In a new development, researchers have designed and demonstrated a new system that can detect flaws in solar panels for full and partial sunlight irrespective of weather conditions. This is because current methods are unable to detect defects in daylight conditions, thus the new system could make it much easier for optimal functioning of solar panels.
In fact, silicon solar panels that make up for around 90% of the solar panels in the world often have defects that are related to manufacturing, handling, or installation. These defects could be responsible to diminish the efficiency of solar panels to a considerable extent thus making it important for them to be detected quickly and easily.
The findings published in the journal Applied Optics describes how a unique combination of new software and hardware allows imperfections in solar panels to be clearly revealed and examined even in bright light.
Meanwhile, defect detection systems used today can only be used to discover defects at night or on modules of solar panels that have been separated and moved inside or in a shaded environment. This system could find use to help inspecting personnel at photovoltaic power stations detect defects and spot them more quickly for these systems to be able to produce electricity at their maximum output.

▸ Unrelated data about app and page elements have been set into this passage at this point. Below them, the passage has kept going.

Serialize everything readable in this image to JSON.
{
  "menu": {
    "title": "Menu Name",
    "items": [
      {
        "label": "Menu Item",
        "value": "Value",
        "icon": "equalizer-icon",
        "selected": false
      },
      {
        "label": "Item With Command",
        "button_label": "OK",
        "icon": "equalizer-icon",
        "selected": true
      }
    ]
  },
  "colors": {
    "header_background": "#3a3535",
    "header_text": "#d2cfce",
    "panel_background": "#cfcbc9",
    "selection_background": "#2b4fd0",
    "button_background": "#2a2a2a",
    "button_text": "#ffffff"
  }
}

Importantly, following the development, an all-weather imaging system is developed that is functional in any lighting conditions. For defects to be visible, the researchers developed software that applies modulated electric current on a solar panel, which results into emitting of light that turns on and off very quickly. The apparatus requires an InGaAs detector with extremely high frame rate and is used to obtain a series of images of the solar panels as electric current passes on.